**Work to complete:** From the line that contains "Convert this screenshot" to the last line of the entries, set down each line exactly as written, both ends included, with nothing else.
-------------------------
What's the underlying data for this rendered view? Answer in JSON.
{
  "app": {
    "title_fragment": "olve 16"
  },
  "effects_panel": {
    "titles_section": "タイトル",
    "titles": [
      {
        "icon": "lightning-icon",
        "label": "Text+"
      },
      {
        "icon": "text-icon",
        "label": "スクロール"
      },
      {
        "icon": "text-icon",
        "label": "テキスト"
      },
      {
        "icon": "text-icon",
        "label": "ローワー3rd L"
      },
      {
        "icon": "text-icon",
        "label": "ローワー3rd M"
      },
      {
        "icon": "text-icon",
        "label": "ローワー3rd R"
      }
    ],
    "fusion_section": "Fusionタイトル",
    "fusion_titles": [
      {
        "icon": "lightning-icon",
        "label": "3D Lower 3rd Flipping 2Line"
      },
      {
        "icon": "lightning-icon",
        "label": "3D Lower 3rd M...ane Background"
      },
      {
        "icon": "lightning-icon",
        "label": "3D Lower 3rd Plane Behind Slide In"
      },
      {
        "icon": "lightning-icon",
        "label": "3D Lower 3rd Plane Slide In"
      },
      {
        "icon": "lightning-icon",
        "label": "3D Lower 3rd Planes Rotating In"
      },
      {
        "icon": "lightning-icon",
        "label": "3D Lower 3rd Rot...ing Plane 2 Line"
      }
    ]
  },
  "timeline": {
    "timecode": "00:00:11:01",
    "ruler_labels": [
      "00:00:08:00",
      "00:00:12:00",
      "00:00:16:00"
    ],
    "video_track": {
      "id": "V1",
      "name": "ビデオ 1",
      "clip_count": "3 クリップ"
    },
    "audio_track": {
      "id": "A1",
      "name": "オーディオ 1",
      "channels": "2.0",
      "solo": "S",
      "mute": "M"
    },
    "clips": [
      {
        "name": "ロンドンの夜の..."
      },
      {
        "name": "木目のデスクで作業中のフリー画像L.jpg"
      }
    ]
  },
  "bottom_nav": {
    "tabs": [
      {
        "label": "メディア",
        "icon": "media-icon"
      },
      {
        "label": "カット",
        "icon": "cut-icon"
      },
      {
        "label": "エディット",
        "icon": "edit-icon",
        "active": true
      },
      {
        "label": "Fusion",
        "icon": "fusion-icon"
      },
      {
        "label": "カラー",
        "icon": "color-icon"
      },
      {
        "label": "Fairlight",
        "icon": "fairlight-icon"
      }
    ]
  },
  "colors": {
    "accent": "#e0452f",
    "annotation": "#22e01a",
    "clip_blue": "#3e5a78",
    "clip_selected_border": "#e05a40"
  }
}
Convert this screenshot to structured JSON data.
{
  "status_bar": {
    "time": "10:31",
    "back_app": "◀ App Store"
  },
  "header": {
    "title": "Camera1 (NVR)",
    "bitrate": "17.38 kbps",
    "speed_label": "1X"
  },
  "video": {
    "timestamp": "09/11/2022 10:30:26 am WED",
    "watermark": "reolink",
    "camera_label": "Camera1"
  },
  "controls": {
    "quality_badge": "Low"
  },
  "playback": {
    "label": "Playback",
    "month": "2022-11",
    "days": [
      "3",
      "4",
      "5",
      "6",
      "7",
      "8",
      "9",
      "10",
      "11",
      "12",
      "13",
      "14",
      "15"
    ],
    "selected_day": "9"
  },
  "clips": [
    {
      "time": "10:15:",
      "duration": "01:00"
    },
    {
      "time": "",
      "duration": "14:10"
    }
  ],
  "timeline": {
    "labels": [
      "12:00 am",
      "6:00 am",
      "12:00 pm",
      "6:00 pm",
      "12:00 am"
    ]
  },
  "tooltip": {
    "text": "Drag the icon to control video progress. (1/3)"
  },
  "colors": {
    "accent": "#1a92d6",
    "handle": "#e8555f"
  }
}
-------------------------
**Reply to the exercise:**
Convert this screenshot to structured JSON data.
{
  "status_bar": {
    "time": "10:31",
    "back_app": "◀ App Store"
  },
  "header": {
    "title": "Camera1 (NVR)",
    "bitrate": "17.38 kbps",
    "speed_label": "1X"
  },
  "video": {
    "timestamp": "09/11/2022 10:30:26 am WED",
    "watermark": "reolink",
    "camera_label": "Camera1"
  },
  "controls": {
    "quality_badge": "Low"
  },
  "playback": {
    "label": "Playback",
    "month": "2022-11",
    "days": [
      "3",
      "4",
      "5",
      "6",
      "7",
      "8",
      "9",
      "10",
      "11",
      "12",
      "13",
      "14",
      "15"
    ],
    "selected_day": "9"
  },
  "clips": [
    {
      "time": "10:15:",
      "duration": "01:00"
    },
    {
      "time": "",
      "duration": "14:10"
    }
  ],
  "timeline": {
    "labels": [
      "12:00 am",
      "6:00 am",
      "12:00 pm",
      "6:00 pm",
      "12:00 am"
    ]
  },
  "tooltip": {
    "text": "Drag the icon to control video progress. (1/3)"
  },
  "colors": {
    "accent": "#1a92d6",
    "handle": "#e8555f"
  }
}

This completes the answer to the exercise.